Local Trust – is the sole corporate trustee of Big Local Trust, established with a National Lottery grant of nearly £200 million. Local Trust’s mission is to “enable residents to make their communities and their areas even better places in which to live”. Projects include Empowered Communities which researched “What needs to happen for communities to feel and be more powerful in the future?”, and action research with four councils, which will test the findings and recommendations of the Commission on the Future of Localism with four UK councils.

Localis – a UK not-for-profit think tank, which works to “promote neo-localist ideas through research, events and commentary”. Its latest essay collection is Neo-localism: Rediscovering the Nation

Locality – a national membership network for community organisations which builds on the UK Localism Act 2011 to campaign for a shift in power to local communities. Locality commissioned the UK Commission on the Future of Localism to consider how to reinvigorate localism. People Power: Findings from the Commission on the Future of Localism, the final report of the Commission was published in January 2018.

Local needs, local voices: building devolution from the ground up (2017) – a UK National Council for Volunteer Organisations paper exploring the role of the voluntary sector in supporting devolution.

National Association of Local Councils (NALC) – represents English community, neighbourhood, parish and town councils. Recent papers and initiatives relating to localism include:


The arguments for and against more powerful local government, PBS News Hour (2018). The transcript of a debate between John Yang and Sherrilyn Ifill, chaired by Judy Woodruff, on the relationship between localism and race relations in the USA.Can a ‘New Localism’ Help Cities Transcend Gridlock? (2018) – Richard Florida interviews Bruce Katz and Jeremy Novack, authors of The New Localism. (see below)

City Observatory – a website and think tank “devoted to data-driven analysis of cities and the policies that shape them”. Recent papers relating to localism include:

Localism: A Call to Civic Action, USC Annenberg, Center on Communication, Leadership and Policy (April 2019). In November 2018, “leaders from libraries, newspapers, local government, nonprofits, and small businesses” gathered at the Centre for a roundtable called “Localism: Rebuilding America from the Bottom Up.” A “set of high-level principles emerged, functioning as guidelines to localism”, resulting in a two-part report which is a “practical call to action” for civic leaders.

Localism in America: why we should tackle our big challenges at the local level (2018) – a compilation of essays which “brings together an eclectic and ideologically diverse group of thinkers to examine various aspects of local governance and problem-solving.”

Localism: Closer Than We Think!
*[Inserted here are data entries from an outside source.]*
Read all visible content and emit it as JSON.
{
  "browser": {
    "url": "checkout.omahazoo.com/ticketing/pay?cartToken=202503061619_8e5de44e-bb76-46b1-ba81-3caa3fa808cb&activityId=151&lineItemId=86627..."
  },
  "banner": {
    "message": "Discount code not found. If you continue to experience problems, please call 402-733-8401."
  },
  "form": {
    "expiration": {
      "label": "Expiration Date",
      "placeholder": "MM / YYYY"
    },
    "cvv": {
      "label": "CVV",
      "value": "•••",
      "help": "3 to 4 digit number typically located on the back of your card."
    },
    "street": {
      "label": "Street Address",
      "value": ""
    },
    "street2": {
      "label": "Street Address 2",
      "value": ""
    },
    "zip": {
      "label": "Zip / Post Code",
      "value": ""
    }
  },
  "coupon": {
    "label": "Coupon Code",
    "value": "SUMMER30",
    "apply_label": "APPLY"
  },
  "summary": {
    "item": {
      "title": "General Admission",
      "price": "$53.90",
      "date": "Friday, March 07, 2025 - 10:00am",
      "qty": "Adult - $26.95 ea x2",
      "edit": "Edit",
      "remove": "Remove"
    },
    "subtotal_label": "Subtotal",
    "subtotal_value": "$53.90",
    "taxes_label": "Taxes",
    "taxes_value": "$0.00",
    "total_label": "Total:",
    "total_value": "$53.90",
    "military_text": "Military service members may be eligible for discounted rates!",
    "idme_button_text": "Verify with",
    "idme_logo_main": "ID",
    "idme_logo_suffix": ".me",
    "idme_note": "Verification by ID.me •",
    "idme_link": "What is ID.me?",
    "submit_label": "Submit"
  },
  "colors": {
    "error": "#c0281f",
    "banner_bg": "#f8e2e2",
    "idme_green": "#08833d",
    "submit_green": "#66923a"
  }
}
Peter Hirshberg, MakerCity (2019). An article claiming that localism in the US is “rapidly gathering momentum and dimensions, raising broad institutional support and awareness.”

The Localist Revolution, David Brooks (2018). The article describes some features of the “coming wave” of localism in the US.

The New Localism: How Cities Can Thrive in the Age of Populism, Bruce Katz and Jeremy Nowak, Brookings Institution Press (2018 – purchase). “The location of power is shifting as a result of profound demographic, economic, and social forces. Power is drifting downward from the nation- state to cities and metropolitan communities, horizontally from government to networks of public, private, and civic actors, and globally along transnational circuits of capital, trade, and innovation.”

The New Localism. A website and online newsletter established by the authors of The New Localism (see above) which explores news, research and events relating to Localism.

To Reunite America, Liberate Cities to Govern Themselves (2017) – Joel Kotkin and Richard Florida argue for a devolution of power to America’s cities and municipalities.